** STORED DATA **
+-------+
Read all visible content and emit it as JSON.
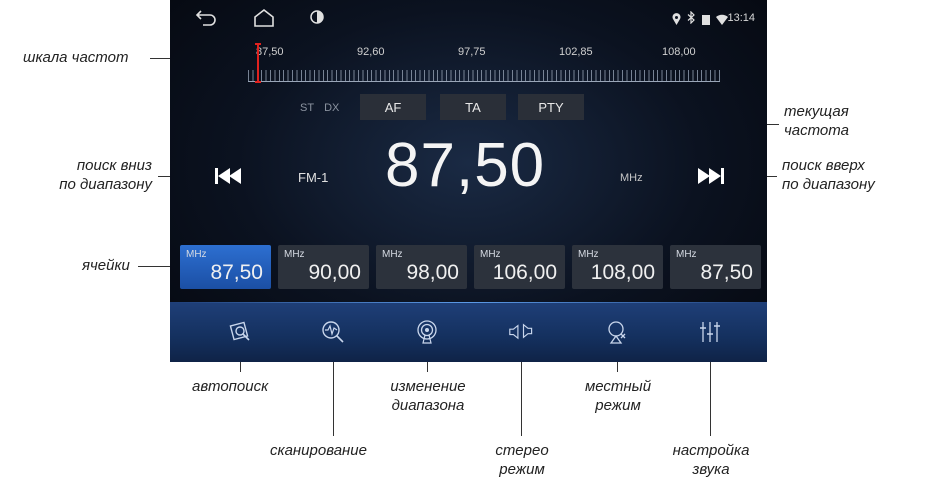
{
  "statusbar": {
    "back_icon": "back-arrow-icon",
    "home_icon": "home-icon",
    "brightness_icon": "brightness-icon",
    "location_icon": "location-icon",
    "bluetooth_icon": "bluetooth-icon",
    "signal_icon": "signal-icon",
    "wifi_icon": "wifi-icon",
    "time": "13:14"
  },
  "scale": {
    "labels": [
      "87,50",
      "92,60",
      "97,75",
      "102,85",
      "108,00"
    ],
    "needle_value": "87,50"
  },
  "tags": {
    "st": "ST",
    "dx": "DX"
  },
  "buttons": {
    "af": "AF",
    "ta": "TA",
    "pty": "PTY"
  },
  "band": "FM-1",
  "frequency": "87,50",
  "unit": "MHz",
  "presets": [
    {
      "unit": "MHz",
      "value": "87,50",
      "active": true
    },
    {
      "unit": "MHz",
      "value": "90,00"
    },
    {
      "unit": "MHz",
      "value": "98,00"
    },
    {
      "unit": "MHz",
      "value": "106,00"
    },
    {
      "unit": "MHz",
      "value": "108,00"
    },
    {
      "unit": "MHz",
      "value": "87,50"
    }
  ],
  "toolbar": {
    "icons": [
      "autosearch-icon",
      "scan-icon",
      "band-switch-icon",
      "stereo-icon",
      "local-mode-icon",
      "equalizer-icon"
    ]
  },
  "annotations": {
    "scale": "шкала частот",
    "current_freq": [
      "текущая",
      "частота"
    ],
    "seek_down": [
      "поиск вниз",
      "по диапазону"
    ],
    "seek_up": [
      "поиск вверх",
      "по диапазону"
    ],
    "cells": "ячейки",
    "autosearch": "автопоиск",
    "scanning": "сканирование",
    "band_change": [
      "изменение",
      "диапазона"
    ],
    "stereo": [
      "стерео",
      "режим"
    ],
    "local": [
      "местный",
      "режим"
    ],
    "sound": [
      "настройка",
      "звука"
    ]
  }
}
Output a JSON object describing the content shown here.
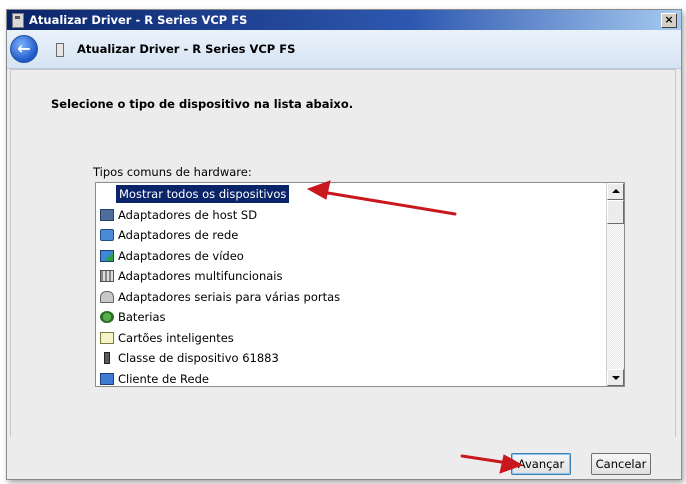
{
  "window": {
    "title": "Atualizar Driver -  R Series VCP FS",
    "close_glyph": "×"
  },
  "header": {
    "back_glyph": "←",
    "title": "Atualizar Driver -  R Series VCP FS"
  },
  "content": {
    "instruction": "Selecione o tipo de dispositivo na lista abaixo.",
    "list_label": "Tipos comuns de hardware:",
    "items": [
      {
        "label": "Mostrar todos os dispositivos",
        "icon": "none"
      },
      {
        "label": "Adaptadores de host SD",
        "icon": "sd-host-icon"
      },
      {
        "label": "Adaptadores de rede",
        "icon": "network-adapter-icon"
      },
      {
        "label": "Adaptadores de vídeo",
        "icon": "video-adapter-icon"
      },
      {
        "label": "Adaptadores multifuncionais",
        "icon": "multifunction-icon"
      },
      {
        "label": "Adaptadores seriais para várias portas",
        "icon": "serial-port-icon"
      },
      {
        "label": "Baterias",
        "icon": "battery-icon"
      },
      {
        "label": "Cartões inteligentes",
        "icon": "smart-card-icon"
      },
      {
        "label": "Classe de dispositivo 61883",
        "icon": "device-class-icon"
      },
      {
        "label": "Cliente de Rede",
        "icon": "network-client-icon"
      }
    ],
    "selected_index": 0
  },
  "footer": {
    "next_label": "Avançar",
    "cancel_label": "Cancelar"
  },
  "colors": {
    "selection": "#0a246a",
    "annotation_arrow": "#c8181e"
  }
}
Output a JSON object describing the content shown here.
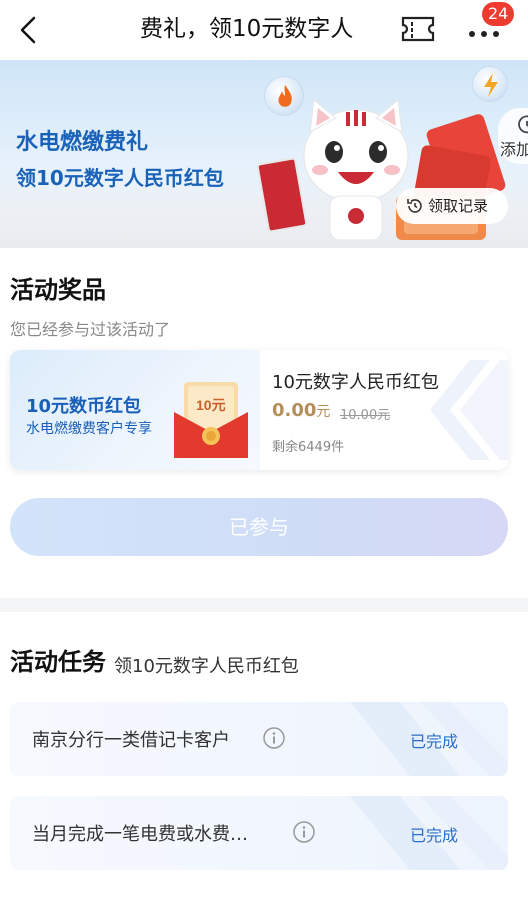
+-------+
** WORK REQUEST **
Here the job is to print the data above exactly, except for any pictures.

** RESULT FOR THIS EXERCISE **
Read all visible content and emit it as JSON.
{
  "statusbar": {
    "back_icon": "back-arrow-icon",
    "home_icon": "home-icon",
    "brightness_icon": "brightness-icon",
    "location_icon": "location-icon",
    "bluetooth_icon": "bluetooth-icon",
    "signal_icon": "signal-icon",
    "wifi_icon": "wifi-icon",
    "time": "13:14"
  },
  "scale": {
    "labels": [
      "87,50",
      "92,60",
      "97,75",
      "102,85",
      "108,00"
    ],
    "needle_value": "87,50"
  },
  "tags": {
    "st": "ST",
    "dx": "DX"
  },
  "buttons": {
    "af": "AF",
    "ta": "TA",
    "pty": "PTY"
  },
  "band": "FM-1",
  "frequency": "87,50",
  "unit": "MHz",
  "presets": [
    {
      "unit": "MHz",
      "value": "87,50",
      "active": true
    },
    {
      "unit": "MHz",
      "value": "90,00"
    },
    {
      "unit": "MHz",
      "value": "98,00"
    },
    {
      "unit": "MHz",
      "value": "106,00"
    },
    {
      "unit": "MHz",
      "value": "108,00"
    },
    {
      "unit": "MHz",
      "value": "87,50"
    }
  ],
  "toolbar": {
    "icons": [
      "autosearch-icon",
      "scan-icon",
      "band-switch-icon",
      "stereo-icon",
      "local-mode-icon",
      "equalizer-icon"
    ]
  },
  "annotations": {
    "scale": "шкала частот",
    "current_freq": [
      "текущая",
      "частота"
    ],
    "seek_down": [
      "поиск вниз",
      "по диапазону"
    ],
    "seek_up": [
      "поиск вверх",
      "по диапазону"
    ],
    "cells": "ячейки",
    "autosearch": "автопоиск",
    "scanning": "сканирование",
    "band_change": [
      "изменение",
      "диапазона"
    ],
    "stereo": [
      "стерео",
      "режим"
    ],
    "local": [
      "местный",
      "режим"
    ],
    "sound": [
      "настройка",
      "звука"
    ]
  }
}
Output a JSON object describing the content shown here.
{
  "window": {
    "title": "Atualizar Driver -  R Series VCP FS",
    "close_glyph": "×"
  },
  "header": {
    "back_glyph": "←",
    "title": "Atualizar Driver -  R Series VCP FS"
  },
  "content": {
    "instruction": "Selecione o tipo de dispositivo na lista abaixo.",
    "list_label": "Tipos comuns de hardware:",
    "items": [
      {
        "label": "Mostrar todos os dispositivos",
        "icon": "none"
      },
      {
        "label": "Adaptadores de host SD",
        "icon": "sd-host-icon"
      },
      {
        "label": "Adaptadores de rede",
        "icon": "network-adapter-icon"
      },
      {
        "label": "Adaptadores de vídeo",
        "icon": "video-adapter-icon"
      },
      {
        "label": "Adaptadores multifuncionais",
        "icon": "multifunction-icon"
      },
      {
        "label": "Adaptadores seriais para várias portas",
        "icon": "serial-port-icon"
      },
      {
        "label": "Baterias",
        "icon": "battery-icon"
      },
      {
        "label": "Cartões inteligentes",
        "icon": "smart-card-icon"
      },
      {
        "label": "Classe de dispositivo 61883",
        "icon": "device-class-icon"
      },
      {
        "label": "Cliente de Rede",
        "icon": "network-client-icon"
      }
    ],
    "selected_index": 0
  },
  "footer": {
    "next_label": "Avançar",
    "cancel_label": "Cancelar"
  },
  "colors": {
    "selection": "#0a246a",
    "annotation_arrow": "#c8181e"
  }
}
Output a JSON object describing the content shown here.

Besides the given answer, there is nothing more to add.